[Sources: Helen Altonn. "Danny Kamekona, one of Hawaii's top actors, dies in L.A. at the age of 60" in Honolulu Star-Bulletin, 3 May 1996; Karate Kid Movie Website; IMDb.]
In May of 1996 one of the undeniably greatest Hawaiian actors in the history of stage, film, and television passed away. Danny Kamekona was in many ways a very typical resident of islands. His ancestry was mixed: one-half Hawaiian, one-quarter Japanese and one-quarter Chinese. He was a member of the Church of Jesus Christ of Latter-day Saints.
Kamekona was a versatile actor, and during his acting career he played Hawaiian, Chinese and Japanese characters. Perhaps his most popular role was as the villainous (but ultimately redeemed) "Sato" in The Karate Kid II, a film which grossed $115 million at the box office in 1986. This was one of many films he appeared with his long-time friend Pat Morita. Kamekona's subtle performance as "Sato" soared above the stereotypical and one-dimensional portrayals of Asian villains more typical of action films.
Fans of the long-running television show "Hawaii Five-O" will remember Kamekona for not one but two recurring roles on that series. He played "Che Fong" in 1968 nd 1969, and later returned to the show as "Nick Noble" in 1974 and 1975. During other years he played many guest roles as other characters. He typically appeared in 9 or 10 episodes of "Hawaii Five-O" each year. The show's producers asked him to commit to be a regular cast member, but he declined because he preferred having a variety of roles and wanted to avoid being typecast, and he also didn't want to spend too much time away from his successful insurance business.
In addition to many other film and television roles, Kamekona also had was a regular cast member (as Henry) from 1994 to 1995 on "Burke's Law", a revival of the 1960's cop thriller.

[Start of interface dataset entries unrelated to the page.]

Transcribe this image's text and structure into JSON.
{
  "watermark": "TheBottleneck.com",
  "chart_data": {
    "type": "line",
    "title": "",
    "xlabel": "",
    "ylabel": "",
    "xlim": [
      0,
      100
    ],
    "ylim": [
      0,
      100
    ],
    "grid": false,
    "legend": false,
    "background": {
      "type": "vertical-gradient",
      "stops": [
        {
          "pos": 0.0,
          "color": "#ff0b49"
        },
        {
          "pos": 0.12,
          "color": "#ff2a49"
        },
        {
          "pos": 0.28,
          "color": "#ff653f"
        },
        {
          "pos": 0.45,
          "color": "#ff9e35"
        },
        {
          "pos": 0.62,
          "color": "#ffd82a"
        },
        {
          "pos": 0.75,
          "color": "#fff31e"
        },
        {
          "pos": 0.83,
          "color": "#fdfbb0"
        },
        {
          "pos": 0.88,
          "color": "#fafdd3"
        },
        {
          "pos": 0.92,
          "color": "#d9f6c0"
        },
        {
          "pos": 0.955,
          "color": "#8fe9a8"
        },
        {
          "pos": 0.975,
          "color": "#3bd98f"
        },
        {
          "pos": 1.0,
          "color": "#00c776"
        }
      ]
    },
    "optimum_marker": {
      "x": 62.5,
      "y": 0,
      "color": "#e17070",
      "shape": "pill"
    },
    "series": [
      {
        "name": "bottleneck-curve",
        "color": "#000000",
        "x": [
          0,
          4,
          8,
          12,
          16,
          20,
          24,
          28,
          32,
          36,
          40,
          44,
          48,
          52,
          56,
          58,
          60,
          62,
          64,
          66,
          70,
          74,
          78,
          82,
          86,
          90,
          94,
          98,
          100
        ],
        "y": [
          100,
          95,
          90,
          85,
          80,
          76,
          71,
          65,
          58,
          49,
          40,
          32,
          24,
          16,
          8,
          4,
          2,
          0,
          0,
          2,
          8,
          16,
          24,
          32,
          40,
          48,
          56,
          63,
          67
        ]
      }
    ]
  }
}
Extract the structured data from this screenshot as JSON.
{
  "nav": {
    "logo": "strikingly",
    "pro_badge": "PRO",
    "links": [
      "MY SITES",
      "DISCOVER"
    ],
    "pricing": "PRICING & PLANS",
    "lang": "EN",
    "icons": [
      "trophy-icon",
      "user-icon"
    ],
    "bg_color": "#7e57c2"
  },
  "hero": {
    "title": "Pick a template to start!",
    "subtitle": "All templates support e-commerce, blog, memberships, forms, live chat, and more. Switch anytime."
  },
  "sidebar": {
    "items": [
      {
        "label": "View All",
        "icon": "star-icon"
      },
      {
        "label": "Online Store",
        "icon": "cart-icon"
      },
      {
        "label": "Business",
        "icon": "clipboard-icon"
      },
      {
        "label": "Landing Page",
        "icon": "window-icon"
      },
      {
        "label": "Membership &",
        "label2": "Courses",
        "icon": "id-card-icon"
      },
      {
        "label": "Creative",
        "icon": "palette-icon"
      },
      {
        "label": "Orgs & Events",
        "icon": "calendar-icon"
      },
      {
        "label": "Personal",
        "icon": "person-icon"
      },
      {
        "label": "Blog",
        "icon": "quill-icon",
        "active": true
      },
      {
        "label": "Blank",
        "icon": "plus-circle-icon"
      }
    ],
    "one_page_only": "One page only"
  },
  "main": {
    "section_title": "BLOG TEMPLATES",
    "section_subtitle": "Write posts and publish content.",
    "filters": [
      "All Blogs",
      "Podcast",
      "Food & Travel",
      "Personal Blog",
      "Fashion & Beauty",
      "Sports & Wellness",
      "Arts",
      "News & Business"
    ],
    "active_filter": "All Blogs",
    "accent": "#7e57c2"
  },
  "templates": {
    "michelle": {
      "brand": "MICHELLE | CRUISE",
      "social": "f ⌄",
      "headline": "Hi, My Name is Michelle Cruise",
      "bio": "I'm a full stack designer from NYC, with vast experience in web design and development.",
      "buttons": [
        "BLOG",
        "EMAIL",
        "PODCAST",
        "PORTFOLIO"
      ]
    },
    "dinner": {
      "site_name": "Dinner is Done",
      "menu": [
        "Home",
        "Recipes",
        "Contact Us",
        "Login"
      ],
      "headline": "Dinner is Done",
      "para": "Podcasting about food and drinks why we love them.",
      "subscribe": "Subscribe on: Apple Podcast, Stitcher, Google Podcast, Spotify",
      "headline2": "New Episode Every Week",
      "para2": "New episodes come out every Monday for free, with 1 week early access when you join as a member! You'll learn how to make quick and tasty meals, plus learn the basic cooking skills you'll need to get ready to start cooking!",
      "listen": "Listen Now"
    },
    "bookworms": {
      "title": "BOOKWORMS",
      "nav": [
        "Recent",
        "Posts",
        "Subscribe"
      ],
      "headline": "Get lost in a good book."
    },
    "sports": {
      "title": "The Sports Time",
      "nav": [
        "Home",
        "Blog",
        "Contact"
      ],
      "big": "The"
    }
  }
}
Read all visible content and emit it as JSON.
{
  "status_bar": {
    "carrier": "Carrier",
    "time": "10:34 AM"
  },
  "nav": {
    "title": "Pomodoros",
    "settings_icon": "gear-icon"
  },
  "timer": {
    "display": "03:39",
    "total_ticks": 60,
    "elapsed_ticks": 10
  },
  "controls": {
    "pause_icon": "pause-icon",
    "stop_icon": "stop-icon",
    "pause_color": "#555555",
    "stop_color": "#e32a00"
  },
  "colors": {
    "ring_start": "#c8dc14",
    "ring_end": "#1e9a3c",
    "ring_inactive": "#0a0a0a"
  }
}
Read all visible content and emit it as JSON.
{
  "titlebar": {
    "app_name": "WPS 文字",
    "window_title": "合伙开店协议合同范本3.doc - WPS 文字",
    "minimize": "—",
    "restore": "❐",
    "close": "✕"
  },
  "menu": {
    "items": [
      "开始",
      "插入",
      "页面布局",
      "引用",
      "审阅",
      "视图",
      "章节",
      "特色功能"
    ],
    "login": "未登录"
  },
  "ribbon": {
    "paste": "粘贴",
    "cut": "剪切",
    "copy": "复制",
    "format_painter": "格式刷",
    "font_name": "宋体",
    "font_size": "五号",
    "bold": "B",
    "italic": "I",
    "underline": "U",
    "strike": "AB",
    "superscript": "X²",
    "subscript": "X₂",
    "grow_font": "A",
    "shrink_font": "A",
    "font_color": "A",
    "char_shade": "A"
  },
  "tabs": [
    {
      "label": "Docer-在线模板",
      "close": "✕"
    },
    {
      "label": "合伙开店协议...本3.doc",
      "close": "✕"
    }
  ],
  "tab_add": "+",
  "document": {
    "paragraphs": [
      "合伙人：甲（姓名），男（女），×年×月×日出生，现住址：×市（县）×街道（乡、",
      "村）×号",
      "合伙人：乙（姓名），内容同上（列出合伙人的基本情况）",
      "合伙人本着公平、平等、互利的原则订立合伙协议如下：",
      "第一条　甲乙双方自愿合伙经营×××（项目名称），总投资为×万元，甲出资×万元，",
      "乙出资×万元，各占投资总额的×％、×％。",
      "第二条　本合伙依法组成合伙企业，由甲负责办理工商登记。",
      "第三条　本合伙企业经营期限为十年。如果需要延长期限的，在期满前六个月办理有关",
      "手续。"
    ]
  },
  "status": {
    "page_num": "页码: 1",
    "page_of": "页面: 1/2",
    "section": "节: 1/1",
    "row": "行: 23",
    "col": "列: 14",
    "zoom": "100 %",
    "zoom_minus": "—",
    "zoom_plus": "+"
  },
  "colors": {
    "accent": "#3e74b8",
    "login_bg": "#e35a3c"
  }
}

Kamekona served for three years as a full-time missionary for the Church. His mission was in Osaka, Japan -- the first time he experienced his ancestral homeland firsthand. He attended Brigham Young University - Hawaii Campus on a football scholarship. At BYU-Hawaii he he was voted "Most Likely to Succeed." He also attended the University of Hawaii. He died May 1 in California. His memorial service was held May 11 at the Church of Jesus Christ of Latter-day Saints on Beretania Street in Honolulu.
Kamekona married a Japanese native and had two children.
Today Whitaker hosts the "Dr. Zod & Johnny Show", but he may be best remembered as the child actor who played "Jody" on the popular TV series "Family Affair" from 1966 to 1971.
Before that, he had a regular role on the TV daytime drama "General Hospital", and he later had a regular role on "Sigmund and the Sea Monsters", which starred Billy Barty.
Whitaker starred in many films, including "The Biscuit Eater", "Mystery in Dracula's Castle", "Napoleon and Samantha", "Snowball Express" -- all in 1972. In 1973 he had the title role in "Tom Sawyer."
Whitaker received the Former Child Star Lifetime Achievement Award at the 1999 Young Artist Awards. Today Whitaker accepts some acting roles, and most recently starred in "The Red Head is Dead."
Photo: Dr. Zod & Johnny Show